Kremlin alarmed by report on planned US cyberattack on Russia
A series of covert counterattacks are planned on Russian networks, NYT reported, prompting Moscow’s condemnation.
Russia has expressed its alarm after it was reported the United States was planning a series of covert counterattacks on Russian networks, saying such strikes would amount to cybercrimes.
The report by The New York Times on March 7 said the planned US move would be in response to the hacking of SolarWinds software that US officials say was conducted by Russia, something Moscow denies.
“This is alarming information,” Dmitry Peskov, Kremlin spokesman, said on Tuesday. “This would be pure international cybercrime.”
US intelligence agencies in January said Russia was likely behind an enormous hack of government departments and corporations.
In a rare joint statement, the Federal Bureau of Investigations, the National Security Agency and the Cybersecurity and Infrastructure Security Agency said the hacking appeared to be part of “intelligence-gathering” and suggested the evidence so far points to a Russian spying effort rather than an attempt to damage or disrupt government operations.

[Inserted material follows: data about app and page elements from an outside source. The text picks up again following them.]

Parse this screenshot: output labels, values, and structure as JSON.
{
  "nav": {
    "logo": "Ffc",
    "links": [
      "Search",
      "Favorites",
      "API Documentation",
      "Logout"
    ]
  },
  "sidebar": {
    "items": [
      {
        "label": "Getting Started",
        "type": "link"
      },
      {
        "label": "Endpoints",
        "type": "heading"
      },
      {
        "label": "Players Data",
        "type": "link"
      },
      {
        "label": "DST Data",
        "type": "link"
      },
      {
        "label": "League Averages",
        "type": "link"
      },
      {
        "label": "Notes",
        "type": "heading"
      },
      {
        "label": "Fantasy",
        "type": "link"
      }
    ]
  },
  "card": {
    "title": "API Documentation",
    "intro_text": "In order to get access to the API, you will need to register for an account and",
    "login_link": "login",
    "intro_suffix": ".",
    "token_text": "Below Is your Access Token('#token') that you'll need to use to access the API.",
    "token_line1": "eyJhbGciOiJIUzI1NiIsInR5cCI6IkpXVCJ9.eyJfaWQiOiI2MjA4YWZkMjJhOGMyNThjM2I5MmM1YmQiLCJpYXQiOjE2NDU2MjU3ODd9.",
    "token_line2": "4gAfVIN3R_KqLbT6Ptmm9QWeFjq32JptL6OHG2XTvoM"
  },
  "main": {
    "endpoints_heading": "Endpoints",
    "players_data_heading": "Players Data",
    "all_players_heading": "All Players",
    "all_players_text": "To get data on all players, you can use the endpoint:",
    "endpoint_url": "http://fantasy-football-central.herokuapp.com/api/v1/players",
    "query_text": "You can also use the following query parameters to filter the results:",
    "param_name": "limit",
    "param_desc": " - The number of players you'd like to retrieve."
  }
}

The agencies said the actor, “likely Russian in origin, is responsible for most or all of the recently discovered, ongoing cyber compromises of both government and non-governmental networks”.
“This is a serious compromise that will require a sustained and dedicated effort to remediate,” the statement said.
Russia has denied involvement in the hack.
Citing officials, the Times reported the US counterattack to the hacking was expected over the next three weeks.
It said a series of clandestine actions were expected across Russian networks that were intended to be evident to President Vladimir Putin and his intelligence services and military but not to the wider world.
US President Joe Biden announced in December last year that cybersecurity would be a priority in his administration.
Under a recent law, Biden must open a cyber-focused office reporting to a new National Cyber Director, who will coordinate the federal government’s vast cyber-capabilities.